- [What to work on]
Search the records below for the string "icon" and copy each line where it turns up.
========
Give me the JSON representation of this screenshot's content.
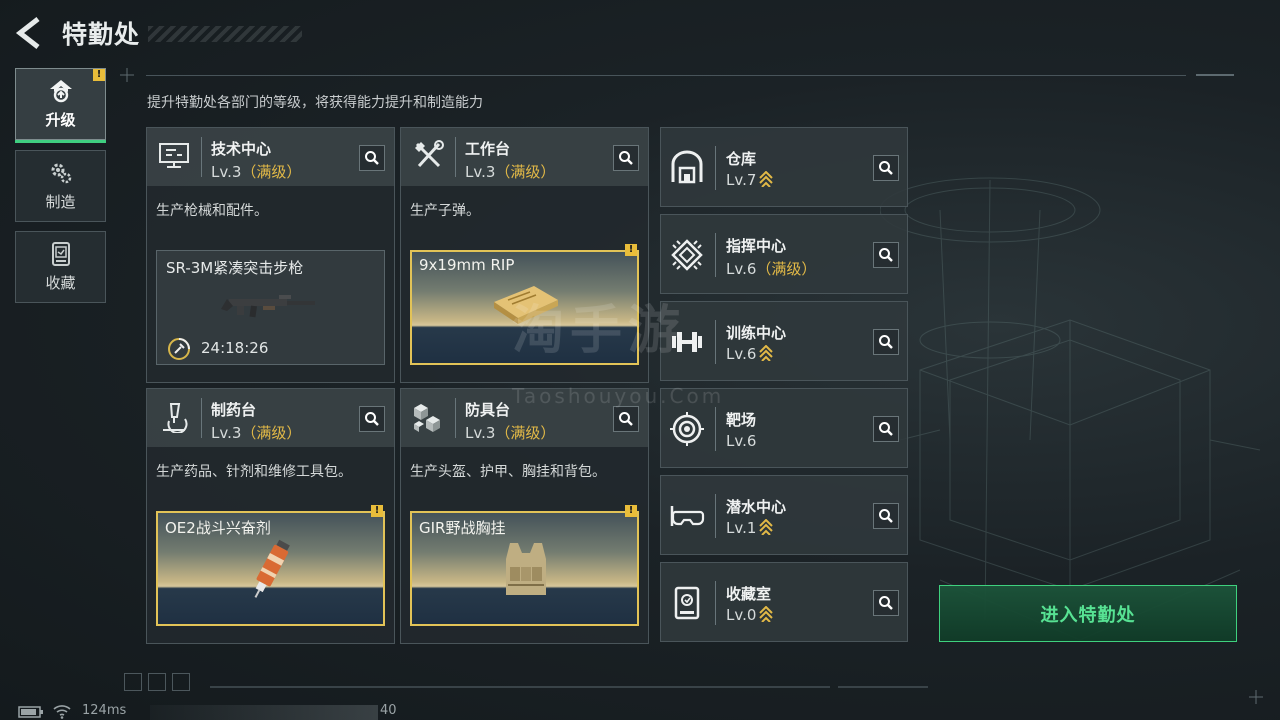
{
  "header": {
    "title": "特勤处",
    "subtitle": "提升特勤处各部门的等级，将获得能力提升和制造能力"
  },
  "nav": [
    {
      "label": "升级",
      "icon": "upgrade-icon",
      "active": true,
      "warning": "!"
    },
    {
      "label": "制造",
      "icon": "gears-icon",
      "active": false
    },
    {
      "label": "收藏",
      "icon": "collection-icon",
      "active": false
    }
  ],
  "departments": [
    {
      "name": "技术中心",
      "level": "Lv.3",
      "max": "（满级）",
      "desc": "生产枪械和配件。",
      "product": {
        "name": "SR-3M紧凑突击步枪",
        "timer": "24:18:26"
      }
    },
    {
      "name": "工作台",
      "level": "Lv.3",
      "max": "（满级）",
      "desc": "生产子弹。",
      "product": {
        "name": "9x19mm RIP",
        "warning": "!"
      }
    },
    {
      "name": "制药台",
      "level": "Lv.3",
      "max": "（满级）",
      "desc": "生产药品、针剂和维修工具包。",
      "product": {
        "name": "OE2战斗兴奋剂",
        "warning": "!"
      }
    },
    {
      "name": "防具台",
      "level": "Lv.3",
      "max": "（满级）",
      "desc": "生产头盔、护甲、胸挂和背包。",
      "product": {
        "name": "GIR野战胸挂",
        "warning": "!"
      }
    }
  ],
  "facilities": [
    {
      "name": "仓库",
      "level": "Lv.7",
      "max": "",
      "upgradable": true,
      "icon": "warehouse-icon"
    },
    {
      "name": "指挥中心",
      "level": "Lv.6",
      "max": "（满级）",
      "upgradable": false,
      "icon": "chip-icon"
    },
    {
      "name": "训练中心",
      "level": "Lv.6",
      "max": "",
      "upgradable": true,
      "icon": "dumbbell-icon"
    },
    {
      "name": "靶场",
      "level": "Lv.6",
      "max": "",
      "upgradable": false,
      "icon": "target-icon"
    },
    {
      "name": "潜水中心",
      "level": "Lv.1",
      "max": "",
      "upgradable": true,
      "icon": "diving-mask-icon"
    },
    {
      "name": "收藏室",
      "level": "Lv.0",
      "max": "",
      "upgradable": true,
      "icon": "collection-room-icon"
    }
  ],
  "enter_button": "进入特勤处",
  "watermark": {
    "title": "淘手游",
    "url": "Taoshouyou.Com"
  },
  "status": {
    "ping": "124ms",
    "fps": "40"
  },
  "colors": {
    "accent_green": "#3fd17e",
    "max_gold": "#e2b947",
    "warning_yellow": "#e9bd3a"
  }
}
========
- [Response to this task]
      "icon": "upgrade-icon",
      "icon": "gears-icon",
      "icon": "collection-icon",
      "icon": "warehouse-icon"
      "icon": "chip-icon"
      "icon": "dumbbell-icon"
      "icon": "target-icon"
      "icon": "diving-mask-icon"
      "icon": "collection-room-icon"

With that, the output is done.